* WHAT TO DO *
For the word "chevron", work out how many lines in the records below contain it and state that count alone.

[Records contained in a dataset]

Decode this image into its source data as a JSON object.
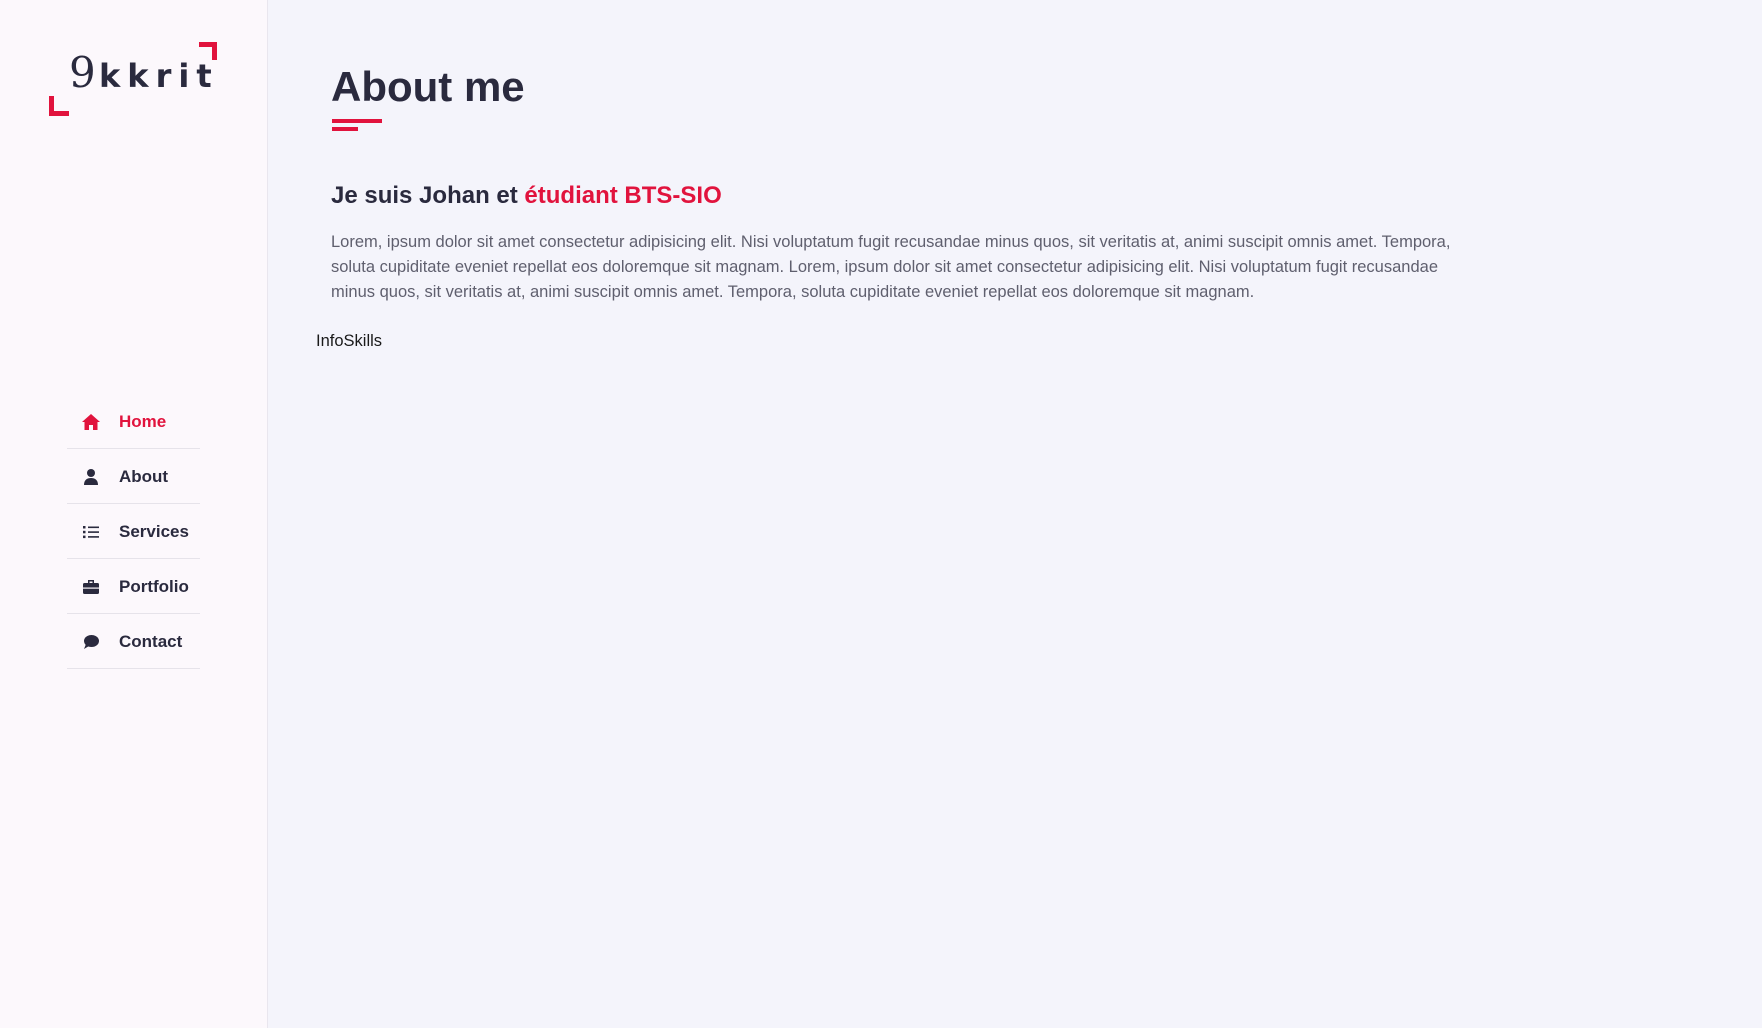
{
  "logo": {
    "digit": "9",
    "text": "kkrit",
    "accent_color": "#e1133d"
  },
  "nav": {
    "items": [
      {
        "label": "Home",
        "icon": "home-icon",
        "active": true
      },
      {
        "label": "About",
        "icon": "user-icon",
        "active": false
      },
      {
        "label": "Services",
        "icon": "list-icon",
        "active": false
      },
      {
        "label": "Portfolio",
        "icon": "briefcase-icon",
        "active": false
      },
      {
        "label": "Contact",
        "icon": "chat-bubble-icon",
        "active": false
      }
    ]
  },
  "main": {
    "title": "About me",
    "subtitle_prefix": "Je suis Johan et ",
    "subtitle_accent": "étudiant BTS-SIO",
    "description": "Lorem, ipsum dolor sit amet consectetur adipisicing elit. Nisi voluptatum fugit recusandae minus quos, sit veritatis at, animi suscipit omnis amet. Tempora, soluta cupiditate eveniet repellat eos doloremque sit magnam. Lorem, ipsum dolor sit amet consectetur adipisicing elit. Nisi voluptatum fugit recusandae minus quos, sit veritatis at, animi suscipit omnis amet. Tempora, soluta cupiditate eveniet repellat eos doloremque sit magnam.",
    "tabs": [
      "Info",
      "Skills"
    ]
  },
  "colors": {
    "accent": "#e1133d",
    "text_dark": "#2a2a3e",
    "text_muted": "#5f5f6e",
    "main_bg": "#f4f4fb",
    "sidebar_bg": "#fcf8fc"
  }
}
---
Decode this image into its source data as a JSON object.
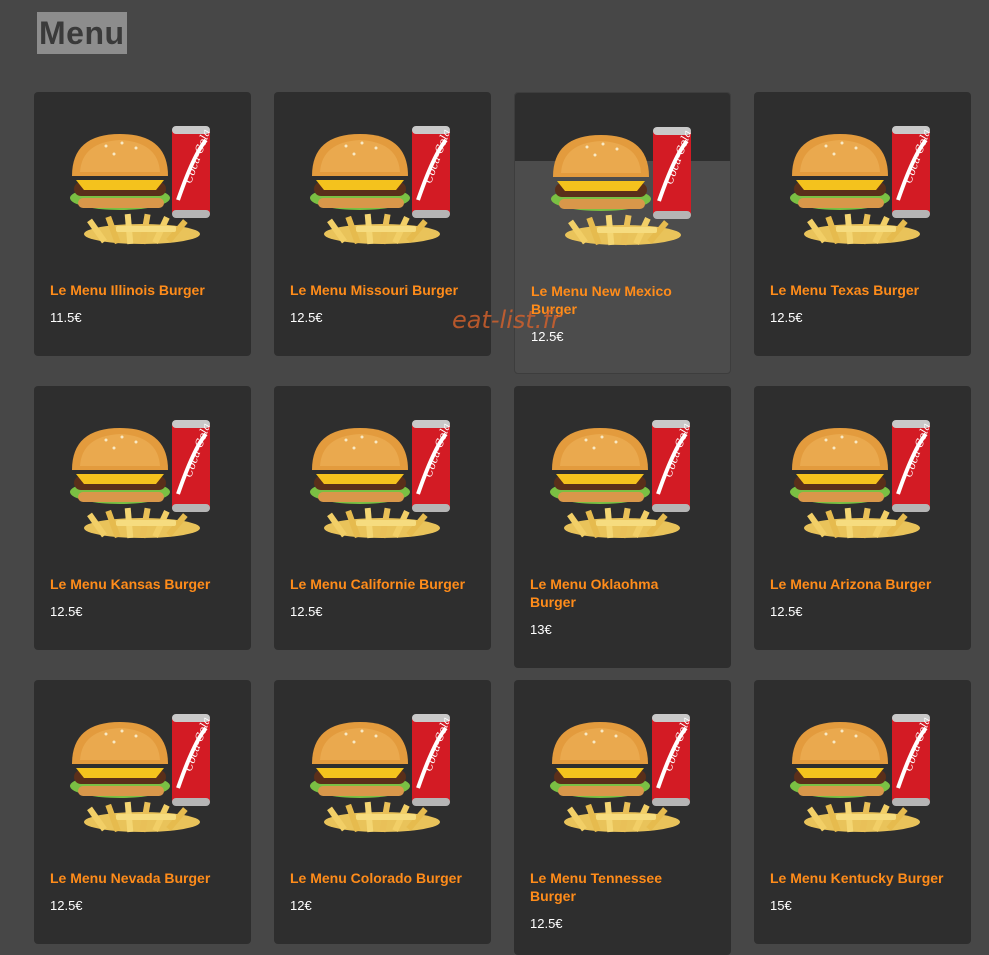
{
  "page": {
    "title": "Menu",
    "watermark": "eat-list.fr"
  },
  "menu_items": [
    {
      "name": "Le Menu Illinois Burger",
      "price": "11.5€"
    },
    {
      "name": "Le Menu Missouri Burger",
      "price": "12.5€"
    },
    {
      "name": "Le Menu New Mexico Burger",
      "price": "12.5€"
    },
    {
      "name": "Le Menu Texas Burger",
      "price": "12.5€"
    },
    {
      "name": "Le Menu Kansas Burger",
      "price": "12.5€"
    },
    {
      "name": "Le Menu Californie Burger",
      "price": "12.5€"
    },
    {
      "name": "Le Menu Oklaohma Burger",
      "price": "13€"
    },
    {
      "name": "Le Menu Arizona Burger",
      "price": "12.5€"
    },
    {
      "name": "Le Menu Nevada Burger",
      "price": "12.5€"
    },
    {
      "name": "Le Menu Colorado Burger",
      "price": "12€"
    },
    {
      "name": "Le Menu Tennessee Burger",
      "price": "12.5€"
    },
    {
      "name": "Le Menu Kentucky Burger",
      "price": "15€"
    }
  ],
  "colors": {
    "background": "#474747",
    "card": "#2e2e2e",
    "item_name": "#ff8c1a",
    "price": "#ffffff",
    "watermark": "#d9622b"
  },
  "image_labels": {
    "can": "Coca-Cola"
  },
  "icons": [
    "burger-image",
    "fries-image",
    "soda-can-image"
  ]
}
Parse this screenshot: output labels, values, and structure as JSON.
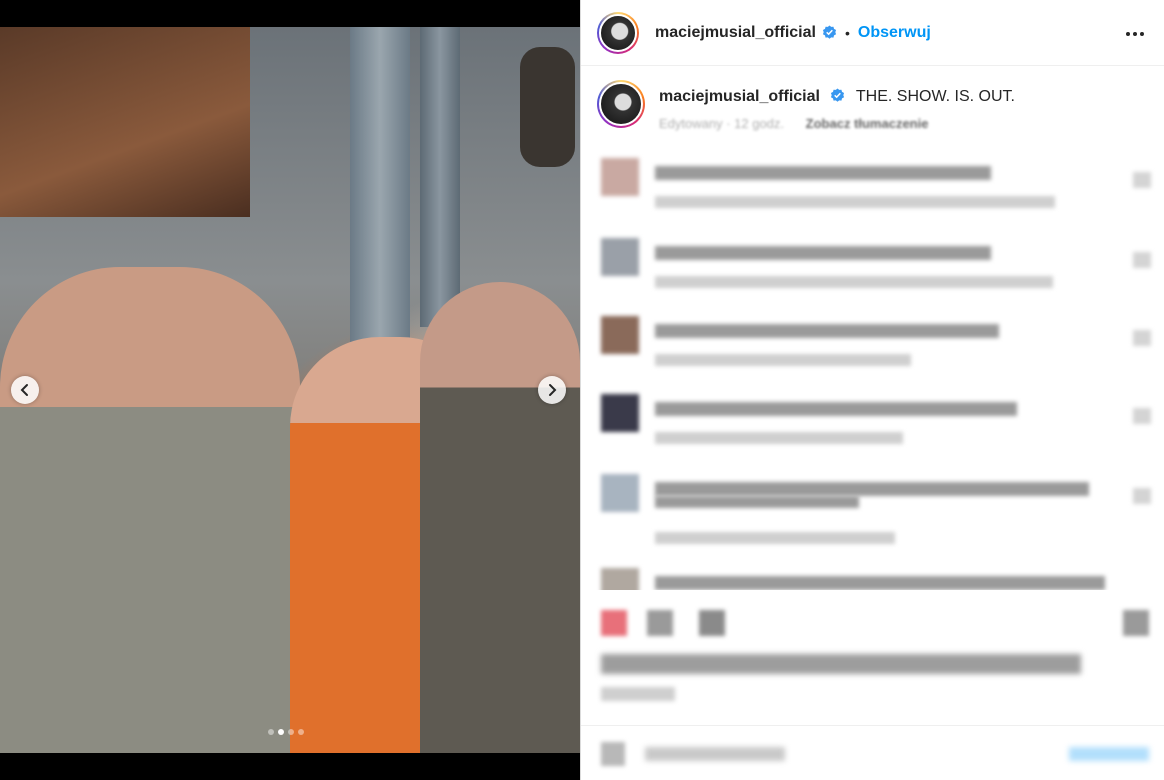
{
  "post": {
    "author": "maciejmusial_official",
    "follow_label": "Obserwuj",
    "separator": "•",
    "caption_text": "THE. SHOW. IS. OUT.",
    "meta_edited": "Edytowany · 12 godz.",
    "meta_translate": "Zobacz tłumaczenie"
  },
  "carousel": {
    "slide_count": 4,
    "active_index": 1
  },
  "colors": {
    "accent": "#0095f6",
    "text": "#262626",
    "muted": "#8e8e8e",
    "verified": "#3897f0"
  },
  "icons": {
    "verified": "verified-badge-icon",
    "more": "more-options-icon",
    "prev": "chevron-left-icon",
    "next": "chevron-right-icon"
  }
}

* RESULT FOR THIS TASK *
2